## Given records

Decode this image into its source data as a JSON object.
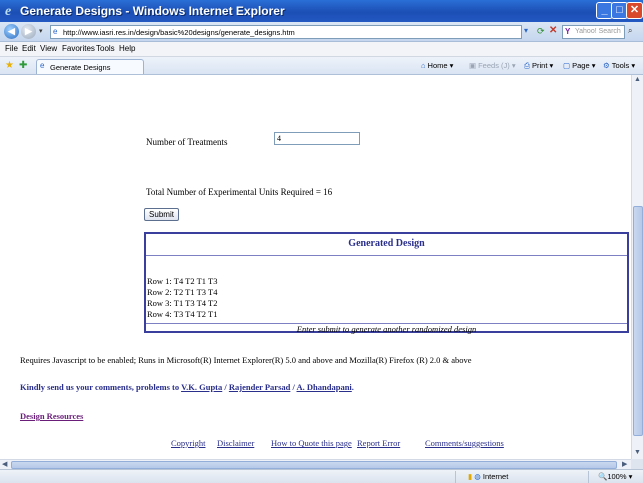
{
  "window": {
    "title": "Generate Designs - Windows Internet Explorer",
    "minimize_icon": "_",
    "maximize_icon": "□",
    "close_icon": "✕"
  },
  "address_bar": {
    "url": "http://www.iasri.res.in/design/basic%20designs/generate_designs.htm",
    "search_placeholder": "Yahoo! Search"
  },
  "menu": [
    "File",
    "Edit",
    "View",
    "Favorites",
    "Tools",
    "Help"
  ],
  "tab": {
    "label": "Generate Designs"
  },
  "commands": {
    "home": "Home",
    "feeds": "Feeds (J)",
    "print": "Print",
    "page": "Page",
    "tools": "Tools"
  },
  "form": {
    "treatments_label": "Number of Treatments",
    "treatments_value": "4",
    "total_units": "Total Number of Experimental Units Required = 16",
    "submit_label": "Submit"
  },
  "design": {
    "header": "Generated Design",
    "rows": [
      "Row 1: T4 T2 T1 T3",
      "Row 2: T2 T1 T3 T4",
      "Row 3: T1 T3 T4 T2",
      "Row 4: T3 T4 T2 T1"
    ],
    "footer": "Enter submit to generate another randomized design"
  },
  "notes": {
    "requires": "Requires Javascript to be enabled; Runs in Microsoft(R) Internet Explorer(R) 5.0 and above and Mozilla(R) Firefox (R) 2.0 & above",
    "feedback_prefix": "Kindly send us your comments, problems to",
    "contacts": [
      "V.K. Gupta",
      "Rajender Parsad",
      "A. Dhandapani"
    ],
    "separator": "/",
    "trailing": "."
  },
  "links": {
    "design_resources": "Design Resources",
    "footer": [
      "Copyright",
      "Disclaimer",
      "How to Quote this page",
      "Report Error",
      "Comments/suggestions"
    ]
  },
  "status": {
    "zone": "Internet",
    "zoom": "100%"
  },
  "colors": {
    "titlebar": "#1c4fb5",
    "design_border": "#3a3f9e",
    "link": "#2a2f8c",
    "resources_link": "#6a1e7a"
  }
}
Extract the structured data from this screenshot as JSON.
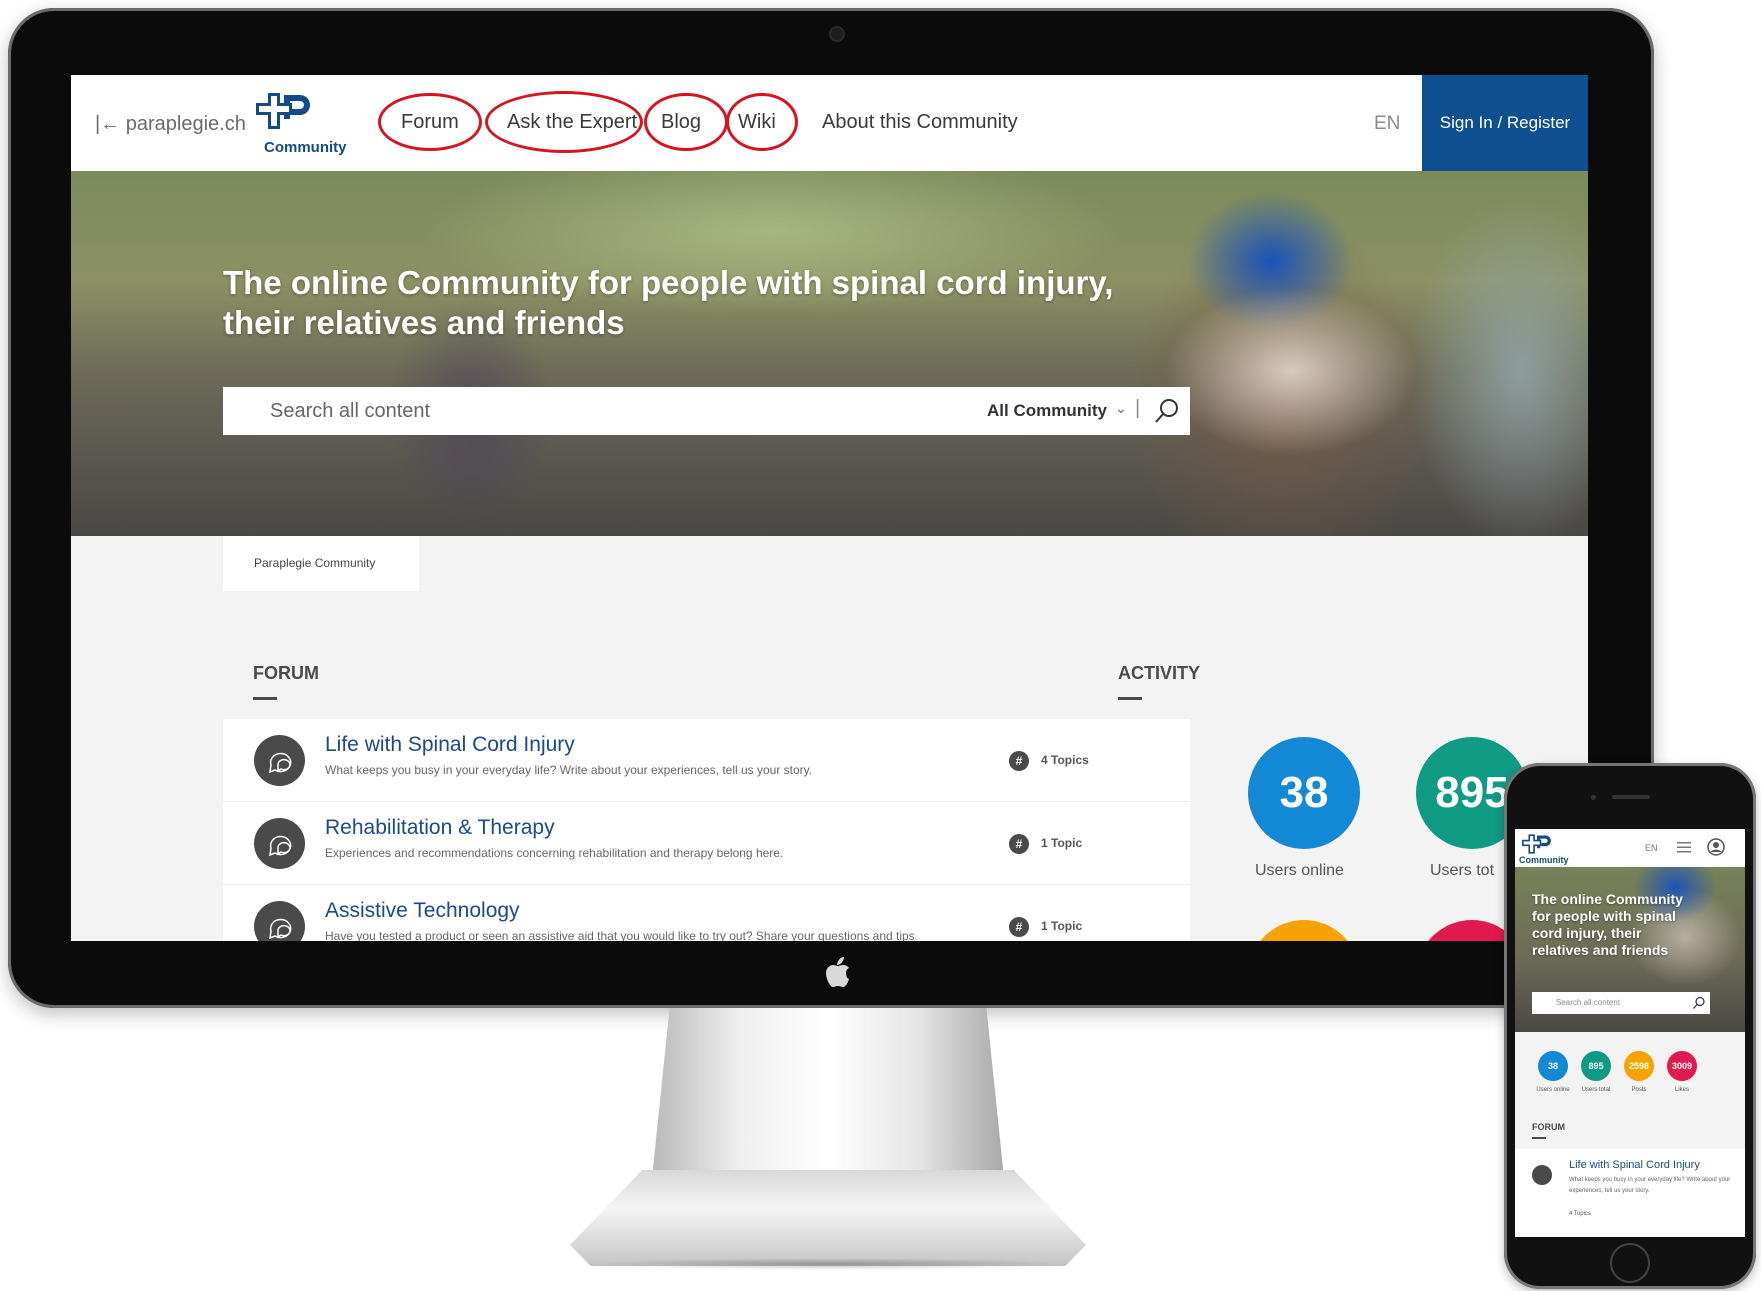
{
  "nav": {
    "back_link": "|← paraplegie.ch",
    "logo_text": "Community",
    "items": [
      {
        "label": "Forum"
      },
      {
        "label": "Ask the Expert"
      },
      {
        "label": "Blog"
      },
      {
        "label": "Wiki"
      },
      {
        "label": "About this Community"
      }
    ],
    "lang": "EN",
    "signin": "Sign In / Register"
  },
  "hero": {
    "title": "The online Community for people with spinal cord injury, their relatives and friends",
    "search_placeholder": "Search all content",
    "scope": "All Community",
    "scope_chevron": "⌄",
    "separator": "|"
  },
  "breadcrumb": "Paraplegie Community",
  "forum": {
    "heading": "FORUM",
    "items": [
      {
        "title": "Life with Spinal Cord Injury",
        "desc": "What keeps you busy in your everyday life? Write about your experiences, tell us your story.",
        "topics": "4 Topics"
      },
      {
        "title": "Rehabilitation & Therapy",
        "desc": "Experiences and recommendations concerning rehabilitation and therapy belong here.",
        "topics": "1 Topic"
      },
      {
        "title": "Assistive Technology",
        "desc": "Have you tested a product or seen an assistive aid that you would like to try out? Share your questions and tips",
        "topics": "1 Topic"
      }
    ]
  },
  "activity": {
    "heading": "ACTIVITY",
    "stats": [
      {
        "value": "38",
        "label": "Users online",
        "color": "#1389d6"
      },
      {
        "value": "895",
        "label": "Users tot",
        "color": "#0f9a84"
      },
      {
        "value": "",
        "label": "",
        "color": "#f5a300"
      },
      {
        "value": "",
        "label": "",
        "color": "#e0194f"
      }
    ]
  },
  "mobile": {
    "logo_text": "Community",
    "lang": "EN",
    "hero_title": "The online Community for people with spinal cord injury, their relatives and friends",
    "search_placeholder": "Search all content",
    "stats": [
      {
        "value": "38",
        "label": "Users online",
        "color": "#1389d6"
      },
      {
        "value": "895",
        "label": "Users total",
        "color": "#0f9a84"
      },
      {
        "value": "2598",
        "label": "Posts",
        "color": "#f5a300"
      },
      {
        "value": "3009",
        "label": "Likes",
        "color": "#e0194f"
      }
    ],
    "forum_heading": "FORUM",
    "card": {
      "title": "Life with Spinal Cord Injury",
      "desc": "What keeps you busy in your everyday life? Write about your experiences, tell us your story.",
      "topics": "4 Topics"
    }
  },
  "colors": {
    "brand_blue": "#0e4f8f",
    "link_blue": "#1b4a8c",
    "highlight_red": "#d6141f"
  }
}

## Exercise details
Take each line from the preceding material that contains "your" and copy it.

## Answer box
    "feedback_prefix": "Kindly send us your comments, problems to",
        "desc": "What keeps you busy in your everyday life? Write about your experiences, tell us your story.",
        "desc": "Have you tested a product or seen an assistive aid that you would like to try out? Share your questions and tips",
      "desc": "What keeps you busy in your everyday life? Write about your experiences, tell us your story.",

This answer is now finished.